Lagoon by Nnedi Okorafor

Adaora, Anthony and Agu are serendipitously brought into each other’s lives when a meteorite hits the beach of Lagos, Nigeria. Amongst the dynamics of their new relationships, together they must navigate the ethics and politics of an impending alien invasion. Okorafor crafts eco sci-fi about human destruction and our responsibility to our physical as well as intangible surrounds, blurring the line between the two. Okorafor’s important ecological message is distilled in her beautiful and fluent allegories, which are a pleasure to get lost in.

Swim by Avi Duckor-Jones

When his estranged mother falls ill, Jacob returns to his home town in New Zealand after years of sojourning and open water swimming. Meeting the people whom he willingly and collaterally left behind so long ago, Jacob grapples with distance in a less physical and traversable way than he is used to. Duckor-Jones is a lyrical magician and it would be ideal if he writes plenty more books.

Turning by Jessica Lee

Jessica Lee recounts her experiences swimming the lakes of Berlin in her debut creative non-fiction.
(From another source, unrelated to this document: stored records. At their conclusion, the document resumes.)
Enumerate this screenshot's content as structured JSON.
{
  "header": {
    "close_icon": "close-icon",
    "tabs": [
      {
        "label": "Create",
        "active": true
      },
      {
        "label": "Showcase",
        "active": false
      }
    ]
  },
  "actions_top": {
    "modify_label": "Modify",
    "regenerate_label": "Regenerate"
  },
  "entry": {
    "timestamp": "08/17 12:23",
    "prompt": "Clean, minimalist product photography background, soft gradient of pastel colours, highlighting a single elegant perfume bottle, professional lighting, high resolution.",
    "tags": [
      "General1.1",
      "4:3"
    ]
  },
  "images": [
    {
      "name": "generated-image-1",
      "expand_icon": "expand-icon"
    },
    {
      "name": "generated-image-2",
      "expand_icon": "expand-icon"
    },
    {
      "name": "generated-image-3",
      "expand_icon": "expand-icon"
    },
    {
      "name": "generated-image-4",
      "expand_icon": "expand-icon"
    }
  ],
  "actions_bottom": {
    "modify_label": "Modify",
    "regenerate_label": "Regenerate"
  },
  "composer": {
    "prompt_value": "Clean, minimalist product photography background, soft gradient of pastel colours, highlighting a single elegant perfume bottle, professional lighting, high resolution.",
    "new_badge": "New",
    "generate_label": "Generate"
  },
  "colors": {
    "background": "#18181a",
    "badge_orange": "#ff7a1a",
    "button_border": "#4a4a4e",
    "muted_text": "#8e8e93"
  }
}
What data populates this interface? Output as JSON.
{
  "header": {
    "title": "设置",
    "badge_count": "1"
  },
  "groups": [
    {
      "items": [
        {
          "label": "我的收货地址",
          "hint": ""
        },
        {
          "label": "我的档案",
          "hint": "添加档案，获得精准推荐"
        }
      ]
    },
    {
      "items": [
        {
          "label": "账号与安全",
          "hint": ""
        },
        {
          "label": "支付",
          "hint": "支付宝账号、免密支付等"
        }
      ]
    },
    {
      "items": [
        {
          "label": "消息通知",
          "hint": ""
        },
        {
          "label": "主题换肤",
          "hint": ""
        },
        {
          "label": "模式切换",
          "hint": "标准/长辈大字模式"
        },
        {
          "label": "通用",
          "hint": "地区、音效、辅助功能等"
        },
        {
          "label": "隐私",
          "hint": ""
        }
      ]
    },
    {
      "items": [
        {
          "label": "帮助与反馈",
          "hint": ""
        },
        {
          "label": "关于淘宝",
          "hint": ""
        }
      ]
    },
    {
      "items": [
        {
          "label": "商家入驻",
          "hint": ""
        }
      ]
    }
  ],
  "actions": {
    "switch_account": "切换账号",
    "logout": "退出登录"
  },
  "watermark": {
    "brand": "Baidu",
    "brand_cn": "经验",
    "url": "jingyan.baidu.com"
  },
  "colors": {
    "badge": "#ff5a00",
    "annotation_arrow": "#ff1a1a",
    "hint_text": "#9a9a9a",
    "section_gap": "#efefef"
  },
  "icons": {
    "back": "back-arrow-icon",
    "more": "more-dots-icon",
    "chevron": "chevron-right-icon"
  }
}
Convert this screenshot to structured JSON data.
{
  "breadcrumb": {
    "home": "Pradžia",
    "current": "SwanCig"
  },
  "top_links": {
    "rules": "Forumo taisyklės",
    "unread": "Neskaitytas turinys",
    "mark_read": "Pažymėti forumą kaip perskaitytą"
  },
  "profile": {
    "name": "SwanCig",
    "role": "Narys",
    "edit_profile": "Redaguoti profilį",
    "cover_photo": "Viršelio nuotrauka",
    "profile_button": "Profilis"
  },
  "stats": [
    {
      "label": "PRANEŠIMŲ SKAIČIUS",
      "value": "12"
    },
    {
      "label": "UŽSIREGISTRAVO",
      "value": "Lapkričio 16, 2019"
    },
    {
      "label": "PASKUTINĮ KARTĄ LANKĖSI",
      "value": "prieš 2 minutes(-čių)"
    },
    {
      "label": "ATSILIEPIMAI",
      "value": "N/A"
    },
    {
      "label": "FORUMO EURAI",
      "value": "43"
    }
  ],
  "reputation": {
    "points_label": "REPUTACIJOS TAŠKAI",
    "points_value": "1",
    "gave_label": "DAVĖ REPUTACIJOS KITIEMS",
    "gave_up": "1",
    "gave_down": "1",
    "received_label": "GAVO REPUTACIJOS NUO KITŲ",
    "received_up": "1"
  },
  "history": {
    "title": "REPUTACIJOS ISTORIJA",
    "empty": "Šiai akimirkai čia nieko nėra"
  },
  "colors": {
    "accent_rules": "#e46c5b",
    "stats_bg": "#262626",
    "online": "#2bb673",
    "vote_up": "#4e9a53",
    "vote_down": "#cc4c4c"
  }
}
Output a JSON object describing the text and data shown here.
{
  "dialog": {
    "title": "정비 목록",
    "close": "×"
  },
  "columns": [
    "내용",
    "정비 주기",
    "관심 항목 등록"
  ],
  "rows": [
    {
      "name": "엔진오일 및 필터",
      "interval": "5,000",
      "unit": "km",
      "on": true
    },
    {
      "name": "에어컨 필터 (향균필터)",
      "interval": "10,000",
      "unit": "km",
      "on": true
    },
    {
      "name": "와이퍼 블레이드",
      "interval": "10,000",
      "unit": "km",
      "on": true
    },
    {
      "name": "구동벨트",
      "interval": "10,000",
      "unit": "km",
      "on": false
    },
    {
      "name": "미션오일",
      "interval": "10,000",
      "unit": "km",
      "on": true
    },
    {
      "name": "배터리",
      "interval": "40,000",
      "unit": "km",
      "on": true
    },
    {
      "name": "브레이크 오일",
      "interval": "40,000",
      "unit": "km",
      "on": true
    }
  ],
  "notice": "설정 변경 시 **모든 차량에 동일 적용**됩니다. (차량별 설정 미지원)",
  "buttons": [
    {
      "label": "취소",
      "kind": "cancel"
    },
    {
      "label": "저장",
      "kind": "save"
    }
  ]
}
Lee’s self-devised ritual brings her moments of clarity about the importance places have in shaping our identities. While Lee’s meditations are drawn from quite personal experiences, they seep beyond herself and her surroundings, into wider pools of thought.


I really like books that don’t try to be something expected or expectable. Perhaps my interpretation of such a book is still just constructed by smart jacket designs, including pictures and not putting spaces between words, but I think in this case the aesthetic reflects the content appropriately. Hoare’s writings flicker between history, arts, biographies and personal narrative. Water is the permeable thread that brings these things together. My favourite thing about this book is how the writing style has been infused by the topic, water. The result is delightful, aqueous prose that takes on and reflects different lights easily.